John Anagbo, the supervisor of language arts at PHS, is also softening the transition for Cochrane with the help of Reynold Forman, supervisor of language arts for Pre-K–8. “He’s listening to us and asking questions, which I think is a very wonderful thing for any leader,” Anagbo said. “We have our vision that we are trying to bring to him, but we don’t want to bring everything out at once, so we’ll lay those things out at the appropriate time.”

Throughout his transition, Cochrane has been trying to absorb as much information as possible from the people he meets. “My days are filled with meeting lots and lots of different people, having great conversations, learning a lot about this district and the vision that people have for it, what they’d like to see happen—and then occasionally watching the Weather Channel,” he said.

Although Cochrane is making efforts to acquaint himself with the school district, the Princeton University alumnus was already familiar with the Princeton area prior to his superintendency. Previously, he worked at the university as an admissions officer and as assistant dean of students. This prior familiarity with the town was taken into consideration in the application process.

“The fact that Mr. Cochrane was living here, … had attended the university, [and has] strong ties to the Princeton community was certainly a plus,” Quinn said.

Quinn said that Cochrane was quickly identified as a potential candidate for the new superintendent position. Cochrane was one of over 50 applicants, and his appointment was officially confirmed in early October.

“It became apparent early [on] … that Mr. Cochrane was the standout in a strong field [of applicants] … due to his experience, his keen intellect, his thoughtfulness, [and] communication style,” said Quinn.

Lehet elaborated on Cochrane’s qualities, particularly his intellect. “The word that I would use [to describe Cochrane] is brilliant,” said Lehet. “He is able to make a connection and … put the pieces of the puzzle together.”

Snyder reflected on the Board members’ search process for a new superintendent. “I think [their] work has paid off, in that Mr. Cochrane is a good fit for the district, his thinking and his ideas don’t seem to be drastically different [from those of former Superintendent Judith A. Wilson, and] he came in with knowledge of the district, which I think has made the adjustment easier for him,” he said.

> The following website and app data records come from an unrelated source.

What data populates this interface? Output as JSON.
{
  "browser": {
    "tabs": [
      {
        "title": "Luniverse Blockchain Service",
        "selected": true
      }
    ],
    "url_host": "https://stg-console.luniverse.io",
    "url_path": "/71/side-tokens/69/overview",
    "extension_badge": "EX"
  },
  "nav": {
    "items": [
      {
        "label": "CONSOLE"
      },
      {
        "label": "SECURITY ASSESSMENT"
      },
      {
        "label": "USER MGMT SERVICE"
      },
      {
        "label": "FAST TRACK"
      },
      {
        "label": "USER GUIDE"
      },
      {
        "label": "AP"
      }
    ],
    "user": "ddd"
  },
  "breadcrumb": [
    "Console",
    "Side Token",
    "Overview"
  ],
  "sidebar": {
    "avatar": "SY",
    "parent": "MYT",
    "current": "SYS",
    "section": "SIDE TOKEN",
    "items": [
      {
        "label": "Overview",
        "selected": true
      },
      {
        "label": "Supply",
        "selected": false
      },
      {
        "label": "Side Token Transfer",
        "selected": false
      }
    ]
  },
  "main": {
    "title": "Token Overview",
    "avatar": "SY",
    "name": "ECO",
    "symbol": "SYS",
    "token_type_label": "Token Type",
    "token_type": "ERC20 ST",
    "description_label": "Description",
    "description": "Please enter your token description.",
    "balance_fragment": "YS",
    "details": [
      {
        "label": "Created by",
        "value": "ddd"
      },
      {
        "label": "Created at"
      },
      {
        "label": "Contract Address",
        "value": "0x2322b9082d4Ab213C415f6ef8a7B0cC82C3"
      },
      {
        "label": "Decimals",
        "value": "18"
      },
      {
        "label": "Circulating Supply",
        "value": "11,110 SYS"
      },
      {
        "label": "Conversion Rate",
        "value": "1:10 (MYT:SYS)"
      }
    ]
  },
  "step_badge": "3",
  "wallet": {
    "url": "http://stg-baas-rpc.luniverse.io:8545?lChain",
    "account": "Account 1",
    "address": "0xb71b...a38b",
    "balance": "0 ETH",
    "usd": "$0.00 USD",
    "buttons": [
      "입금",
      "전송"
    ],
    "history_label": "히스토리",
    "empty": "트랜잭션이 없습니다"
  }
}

So far, Cochrane is feeling positive about his first few weeks as superintendent and is looking forward to everything else that is to come. “I feel like I really am getting a feel for the district. I’m looking forward to having more of those conversations with students, so that’s the important piece for me right now,” he said. “My plan is to … meet with the Board and … sort of craft a vision for the next steps and for the future of the school district. So that part has been wonderful.”